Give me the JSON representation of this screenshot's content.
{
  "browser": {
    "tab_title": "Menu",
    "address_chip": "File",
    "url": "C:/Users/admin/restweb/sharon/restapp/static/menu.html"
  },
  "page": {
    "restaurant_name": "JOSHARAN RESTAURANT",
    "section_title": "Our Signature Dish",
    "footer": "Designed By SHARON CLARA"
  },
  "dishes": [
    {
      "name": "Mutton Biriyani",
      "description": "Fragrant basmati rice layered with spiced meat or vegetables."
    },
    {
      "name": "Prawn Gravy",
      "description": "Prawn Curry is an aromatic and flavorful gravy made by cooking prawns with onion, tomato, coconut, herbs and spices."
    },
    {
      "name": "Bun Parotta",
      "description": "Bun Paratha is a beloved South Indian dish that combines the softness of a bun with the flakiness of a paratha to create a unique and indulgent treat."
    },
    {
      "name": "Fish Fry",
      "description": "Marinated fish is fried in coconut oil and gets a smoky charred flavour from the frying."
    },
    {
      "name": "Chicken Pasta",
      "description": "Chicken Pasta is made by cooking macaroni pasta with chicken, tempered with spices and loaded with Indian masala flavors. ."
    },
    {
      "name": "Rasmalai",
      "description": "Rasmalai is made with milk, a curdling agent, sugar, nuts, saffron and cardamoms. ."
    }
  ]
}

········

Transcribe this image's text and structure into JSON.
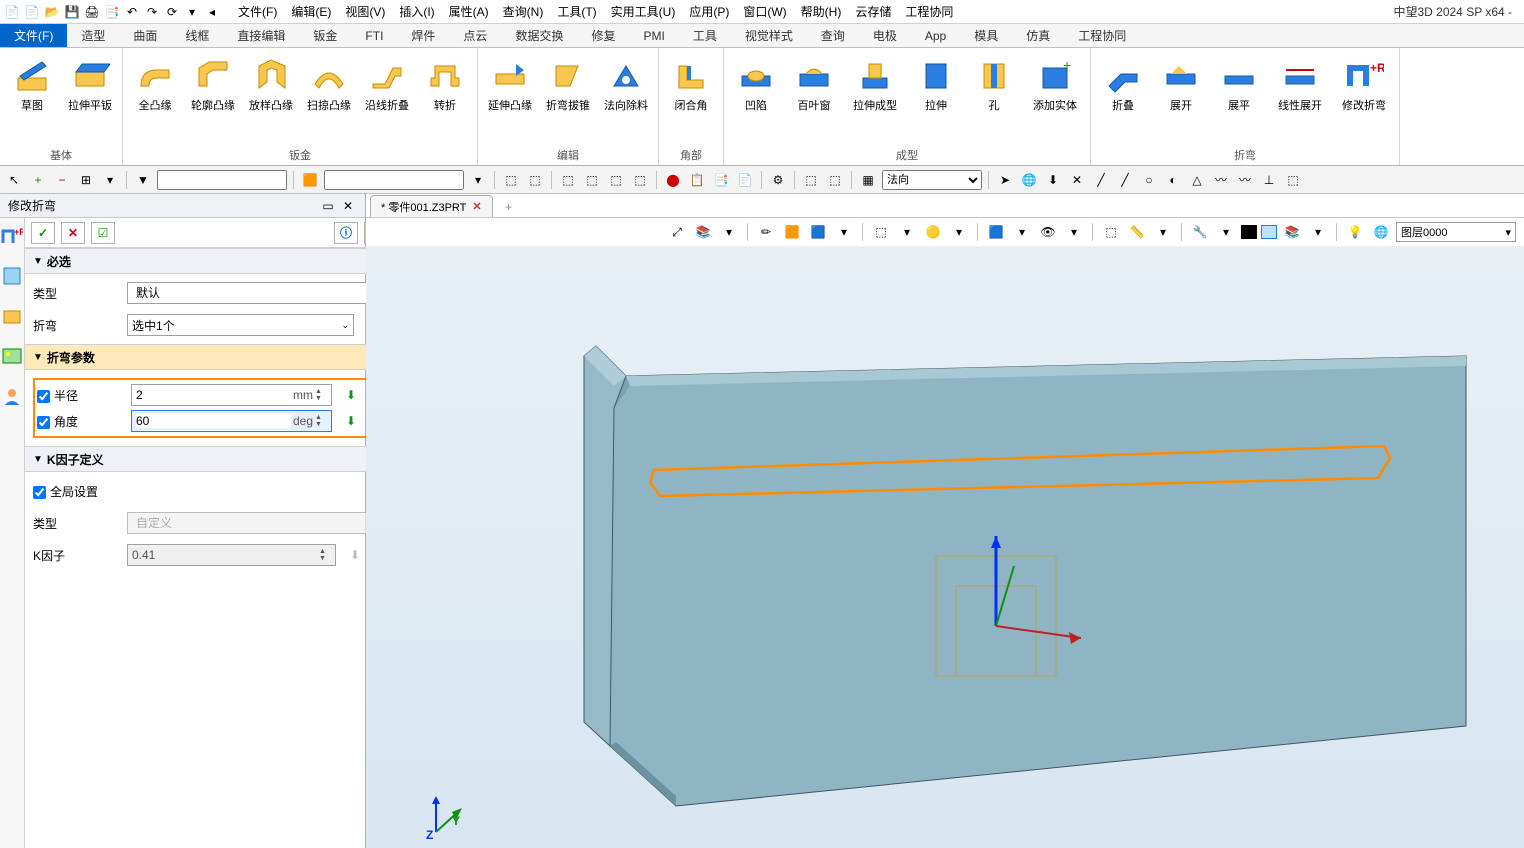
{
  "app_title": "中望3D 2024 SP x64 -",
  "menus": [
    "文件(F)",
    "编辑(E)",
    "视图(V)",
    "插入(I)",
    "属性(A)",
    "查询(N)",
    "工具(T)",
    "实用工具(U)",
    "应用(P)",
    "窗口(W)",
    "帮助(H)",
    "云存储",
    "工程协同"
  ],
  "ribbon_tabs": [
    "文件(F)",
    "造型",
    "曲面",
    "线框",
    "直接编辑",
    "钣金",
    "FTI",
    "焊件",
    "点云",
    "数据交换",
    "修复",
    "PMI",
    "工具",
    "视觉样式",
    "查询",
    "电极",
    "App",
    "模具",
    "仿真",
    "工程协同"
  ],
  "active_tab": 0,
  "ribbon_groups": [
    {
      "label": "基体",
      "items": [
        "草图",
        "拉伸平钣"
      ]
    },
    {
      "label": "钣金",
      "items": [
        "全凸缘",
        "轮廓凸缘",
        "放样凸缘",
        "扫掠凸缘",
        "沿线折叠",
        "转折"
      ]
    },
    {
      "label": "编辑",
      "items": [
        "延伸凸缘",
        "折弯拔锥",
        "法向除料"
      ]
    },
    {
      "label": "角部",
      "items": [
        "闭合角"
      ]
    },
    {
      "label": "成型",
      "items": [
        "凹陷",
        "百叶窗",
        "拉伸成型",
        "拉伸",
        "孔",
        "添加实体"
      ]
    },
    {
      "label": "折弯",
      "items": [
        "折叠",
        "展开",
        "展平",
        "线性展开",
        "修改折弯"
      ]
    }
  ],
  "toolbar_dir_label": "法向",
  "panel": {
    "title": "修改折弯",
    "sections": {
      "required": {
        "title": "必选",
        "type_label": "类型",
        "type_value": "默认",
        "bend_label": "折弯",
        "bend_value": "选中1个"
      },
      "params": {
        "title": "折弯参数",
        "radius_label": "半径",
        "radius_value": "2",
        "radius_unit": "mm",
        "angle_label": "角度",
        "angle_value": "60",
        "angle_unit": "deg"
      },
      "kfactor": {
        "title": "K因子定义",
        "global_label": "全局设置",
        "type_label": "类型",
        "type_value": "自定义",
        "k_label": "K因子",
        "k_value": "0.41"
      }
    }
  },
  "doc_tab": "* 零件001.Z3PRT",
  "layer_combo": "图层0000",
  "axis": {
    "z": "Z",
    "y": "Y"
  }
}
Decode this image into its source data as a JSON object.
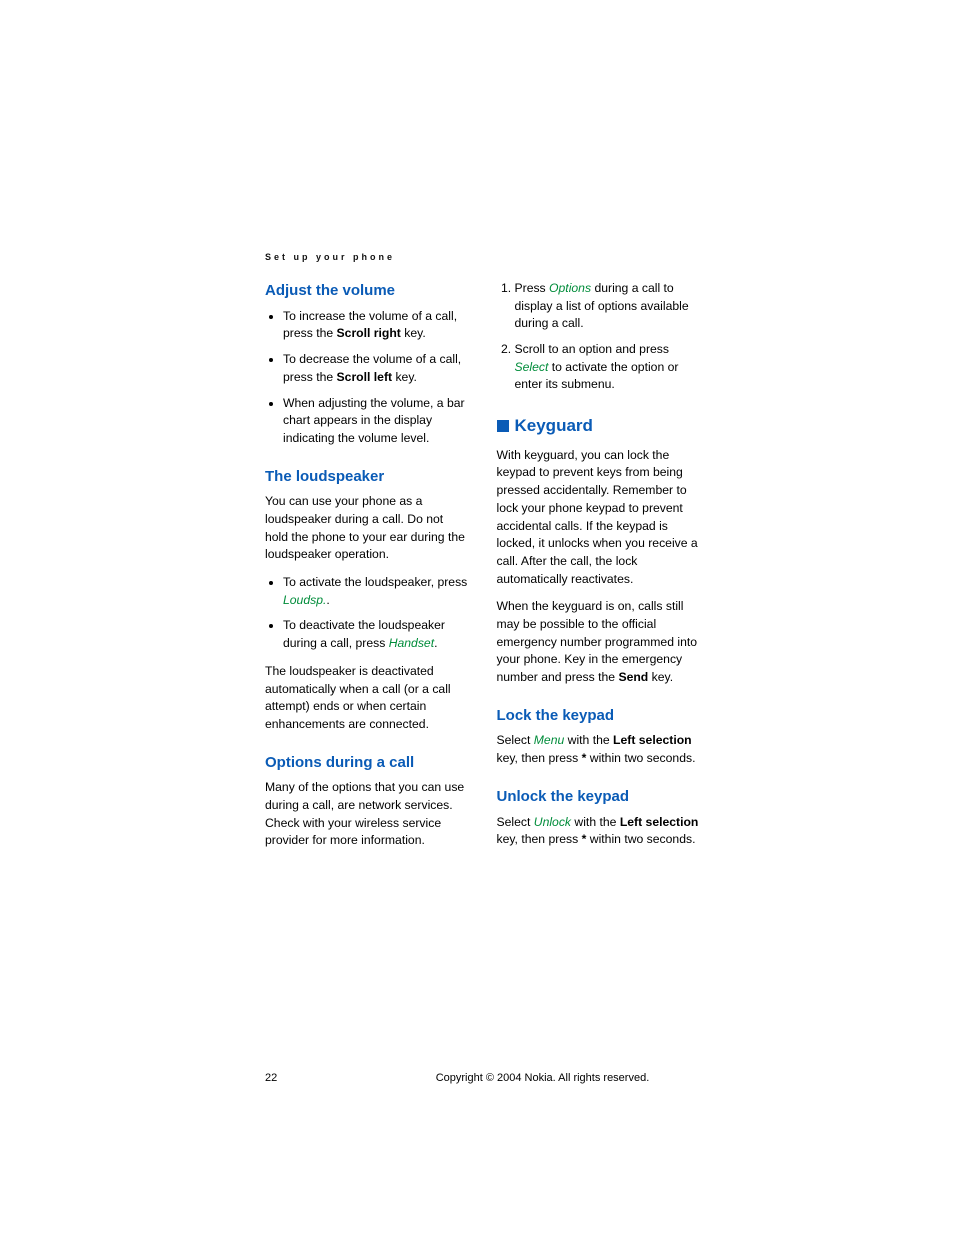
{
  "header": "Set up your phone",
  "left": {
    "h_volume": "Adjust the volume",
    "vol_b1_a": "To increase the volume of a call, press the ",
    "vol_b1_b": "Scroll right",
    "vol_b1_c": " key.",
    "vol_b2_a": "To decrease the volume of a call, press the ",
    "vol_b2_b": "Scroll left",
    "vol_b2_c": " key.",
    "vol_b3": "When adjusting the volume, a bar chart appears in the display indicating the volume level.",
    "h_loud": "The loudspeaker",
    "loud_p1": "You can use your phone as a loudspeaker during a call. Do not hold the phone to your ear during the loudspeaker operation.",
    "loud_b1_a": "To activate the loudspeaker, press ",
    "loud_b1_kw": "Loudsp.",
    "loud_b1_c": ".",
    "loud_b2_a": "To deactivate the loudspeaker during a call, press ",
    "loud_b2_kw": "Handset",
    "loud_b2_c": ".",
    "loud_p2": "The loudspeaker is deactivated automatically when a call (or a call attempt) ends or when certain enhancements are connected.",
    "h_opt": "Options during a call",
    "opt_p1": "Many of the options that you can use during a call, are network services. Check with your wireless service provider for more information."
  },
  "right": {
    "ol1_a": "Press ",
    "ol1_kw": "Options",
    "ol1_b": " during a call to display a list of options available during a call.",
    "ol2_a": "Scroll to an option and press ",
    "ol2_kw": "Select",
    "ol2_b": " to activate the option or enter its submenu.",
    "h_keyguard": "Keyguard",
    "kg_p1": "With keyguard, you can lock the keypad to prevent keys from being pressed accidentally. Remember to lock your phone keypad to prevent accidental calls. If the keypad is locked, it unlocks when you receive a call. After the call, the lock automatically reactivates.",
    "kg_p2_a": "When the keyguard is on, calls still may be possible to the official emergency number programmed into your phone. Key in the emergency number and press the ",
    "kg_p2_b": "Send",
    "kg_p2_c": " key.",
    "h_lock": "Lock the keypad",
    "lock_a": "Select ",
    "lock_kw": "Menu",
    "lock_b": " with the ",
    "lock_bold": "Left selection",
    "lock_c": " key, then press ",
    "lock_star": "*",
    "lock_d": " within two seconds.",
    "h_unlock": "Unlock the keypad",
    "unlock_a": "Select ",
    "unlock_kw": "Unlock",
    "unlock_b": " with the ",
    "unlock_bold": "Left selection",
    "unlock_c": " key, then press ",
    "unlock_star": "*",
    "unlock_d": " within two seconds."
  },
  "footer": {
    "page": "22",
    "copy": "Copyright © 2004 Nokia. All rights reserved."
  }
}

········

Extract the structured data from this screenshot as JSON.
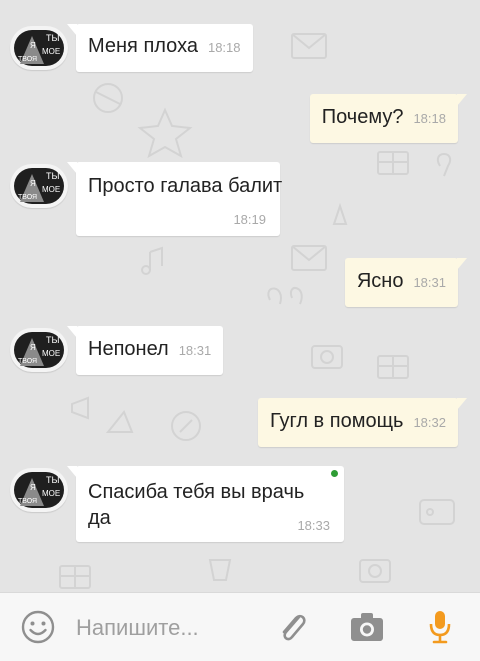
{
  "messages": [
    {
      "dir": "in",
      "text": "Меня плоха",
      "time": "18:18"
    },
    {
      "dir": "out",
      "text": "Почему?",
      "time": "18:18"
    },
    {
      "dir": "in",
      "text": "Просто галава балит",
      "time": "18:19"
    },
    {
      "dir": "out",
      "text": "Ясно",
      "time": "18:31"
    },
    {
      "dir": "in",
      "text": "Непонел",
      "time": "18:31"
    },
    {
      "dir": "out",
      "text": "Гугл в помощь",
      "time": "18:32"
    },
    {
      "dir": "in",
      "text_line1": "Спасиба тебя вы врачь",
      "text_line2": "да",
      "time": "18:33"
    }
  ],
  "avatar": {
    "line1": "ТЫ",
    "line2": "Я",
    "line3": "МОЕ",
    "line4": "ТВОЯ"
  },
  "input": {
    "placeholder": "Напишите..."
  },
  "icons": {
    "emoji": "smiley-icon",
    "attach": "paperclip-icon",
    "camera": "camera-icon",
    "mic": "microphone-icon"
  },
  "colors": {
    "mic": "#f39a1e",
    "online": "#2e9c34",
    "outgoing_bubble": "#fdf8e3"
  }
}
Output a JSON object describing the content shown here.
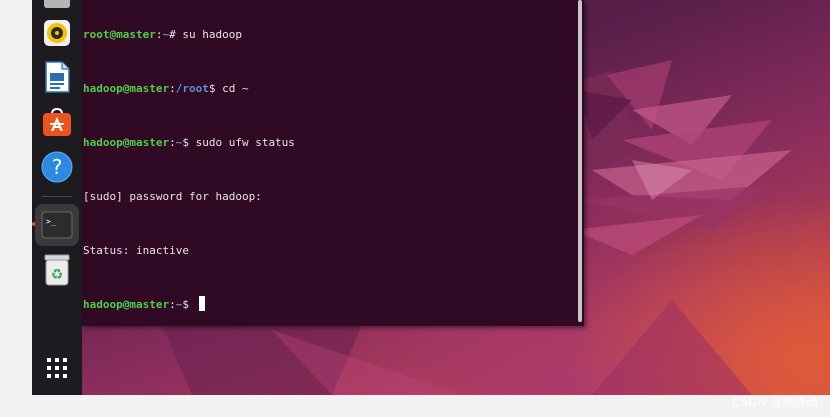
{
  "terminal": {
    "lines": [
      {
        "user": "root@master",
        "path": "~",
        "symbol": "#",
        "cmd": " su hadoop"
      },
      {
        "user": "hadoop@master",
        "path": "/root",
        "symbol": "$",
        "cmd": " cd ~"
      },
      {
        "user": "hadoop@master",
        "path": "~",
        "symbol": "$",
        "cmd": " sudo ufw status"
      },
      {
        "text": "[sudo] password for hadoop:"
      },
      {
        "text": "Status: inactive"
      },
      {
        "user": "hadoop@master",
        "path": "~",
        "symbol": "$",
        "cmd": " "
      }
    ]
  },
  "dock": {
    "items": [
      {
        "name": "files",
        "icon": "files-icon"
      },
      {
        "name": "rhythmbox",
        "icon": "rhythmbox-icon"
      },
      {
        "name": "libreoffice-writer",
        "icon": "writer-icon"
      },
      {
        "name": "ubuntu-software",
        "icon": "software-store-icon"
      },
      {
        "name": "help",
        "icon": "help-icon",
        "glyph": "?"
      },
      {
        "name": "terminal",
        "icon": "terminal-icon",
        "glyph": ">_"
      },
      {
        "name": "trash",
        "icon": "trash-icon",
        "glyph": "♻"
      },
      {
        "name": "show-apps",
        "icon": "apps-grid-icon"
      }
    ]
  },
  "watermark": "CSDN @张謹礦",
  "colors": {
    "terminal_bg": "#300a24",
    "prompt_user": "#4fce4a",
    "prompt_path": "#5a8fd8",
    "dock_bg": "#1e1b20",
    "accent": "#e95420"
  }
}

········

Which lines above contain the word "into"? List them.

Transcribe this image's text and structure into JSON.
Decode this image into its source data as a JSON object.
    "kg_p2_a": "When the keyguard is on, calls still may be possible to the official emergency number programmed into your phone. Key in the emergency number and press the ",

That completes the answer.